▶ **DATA FOR ANALYSIS**
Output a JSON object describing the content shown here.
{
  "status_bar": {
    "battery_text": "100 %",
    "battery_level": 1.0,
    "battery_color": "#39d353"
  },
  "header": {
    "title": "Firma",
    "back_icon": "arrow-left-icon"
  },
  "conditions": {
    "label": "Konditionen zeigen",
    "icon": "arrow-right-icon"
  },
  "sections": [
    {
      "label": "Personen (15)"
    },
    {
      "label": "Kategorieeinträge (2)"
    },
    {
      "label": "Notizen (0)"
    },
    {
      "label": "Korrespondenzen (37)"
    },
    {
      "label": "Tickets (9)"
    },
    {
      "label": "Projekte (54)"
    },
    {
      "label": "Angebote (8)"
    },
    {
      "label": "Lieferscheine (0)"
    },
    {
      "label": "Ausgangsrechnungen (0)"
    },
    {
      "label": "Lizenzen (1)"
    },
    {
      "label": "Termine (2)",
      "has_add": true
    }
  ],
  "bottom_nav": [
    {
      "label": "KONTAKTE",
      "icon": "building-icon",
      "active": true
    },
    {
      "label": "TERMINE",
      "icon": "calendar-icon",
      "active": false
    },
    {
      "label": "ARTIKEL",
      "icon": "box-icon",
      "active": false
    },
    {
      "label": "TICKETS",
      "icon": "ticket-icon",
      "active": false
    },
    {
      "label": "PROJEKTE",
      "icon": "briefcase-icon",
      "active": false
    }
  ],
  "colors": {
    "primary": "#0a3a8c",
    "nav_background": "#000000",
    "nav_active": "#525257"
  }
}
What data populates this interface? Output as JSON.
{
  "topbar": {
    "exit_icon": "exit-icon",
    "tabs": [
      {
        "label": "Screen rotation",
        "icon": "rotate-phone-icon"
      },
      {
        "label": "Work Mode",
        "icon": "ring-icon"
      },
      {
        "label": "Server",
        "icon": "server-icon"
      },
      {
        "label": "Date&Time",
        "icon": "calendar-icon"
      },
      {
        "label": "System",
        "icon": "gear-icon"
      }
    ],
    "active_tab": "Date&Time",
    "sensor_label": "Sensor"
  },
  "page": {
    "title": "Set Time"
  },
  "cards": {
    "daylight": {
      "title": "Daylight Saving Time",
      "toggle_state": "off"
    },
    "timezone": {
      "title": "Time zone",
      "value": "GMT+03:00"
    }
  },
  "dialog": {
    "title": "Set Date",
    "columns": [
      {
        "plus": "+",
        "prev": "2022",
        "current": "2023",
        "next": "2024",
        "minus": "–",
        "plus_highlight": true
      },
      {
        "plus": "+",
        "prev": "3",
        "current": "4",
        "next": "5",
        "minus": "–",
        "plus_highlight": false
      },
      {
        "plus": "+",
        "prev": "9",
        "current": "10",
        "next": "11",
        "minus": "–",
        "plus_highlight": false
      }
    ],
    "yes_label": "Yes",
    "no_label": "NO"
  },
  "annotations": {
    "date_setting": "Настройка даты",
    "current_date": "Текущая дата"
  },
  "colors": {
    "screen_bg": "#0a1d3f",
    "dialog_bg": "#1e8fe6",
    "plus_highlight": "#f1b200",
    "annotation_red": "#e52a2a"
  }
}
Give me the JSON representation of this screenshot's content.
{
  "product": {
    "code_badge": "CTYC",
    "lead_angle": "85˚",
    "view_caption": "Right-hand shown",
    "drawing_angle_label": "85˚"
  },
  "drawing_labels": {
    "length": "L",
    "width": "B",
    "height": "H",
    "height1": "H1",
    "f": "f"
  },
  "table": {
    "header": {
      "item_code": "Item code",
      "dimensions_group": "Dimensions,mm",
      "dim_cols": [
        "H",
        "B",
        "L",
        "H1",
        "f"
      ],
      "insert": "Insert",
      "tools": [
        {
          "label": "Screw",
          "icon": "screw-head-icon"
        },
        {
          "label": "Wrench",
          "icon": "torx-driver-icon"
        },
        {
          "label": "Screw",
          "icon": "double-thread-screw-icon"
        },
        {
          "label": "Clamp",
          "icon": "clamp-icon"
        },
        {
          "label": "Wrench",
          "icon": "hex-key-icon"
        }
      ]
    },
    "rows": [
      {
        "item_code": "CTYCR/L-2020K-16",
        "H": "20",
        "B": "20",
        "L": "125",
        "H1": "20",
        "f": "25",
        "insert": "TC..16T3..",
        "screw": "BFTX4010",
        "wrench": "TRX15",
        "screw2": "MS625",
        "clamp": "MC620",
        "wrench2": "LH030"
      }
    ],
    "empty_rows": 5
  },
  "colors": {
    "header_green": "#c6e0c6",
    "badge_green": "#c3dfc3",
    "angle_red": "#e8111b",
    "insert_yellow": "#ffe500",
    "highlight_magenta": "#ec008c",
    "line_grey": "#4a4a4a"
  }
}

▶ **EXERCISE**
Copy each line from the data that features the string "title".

▶ **ANSWER**
    "title": "Firma",
    "title": "Set Time"
      "title": "Daylight Saving Time",
      "title": "Time zone",
    "title": "Set Date",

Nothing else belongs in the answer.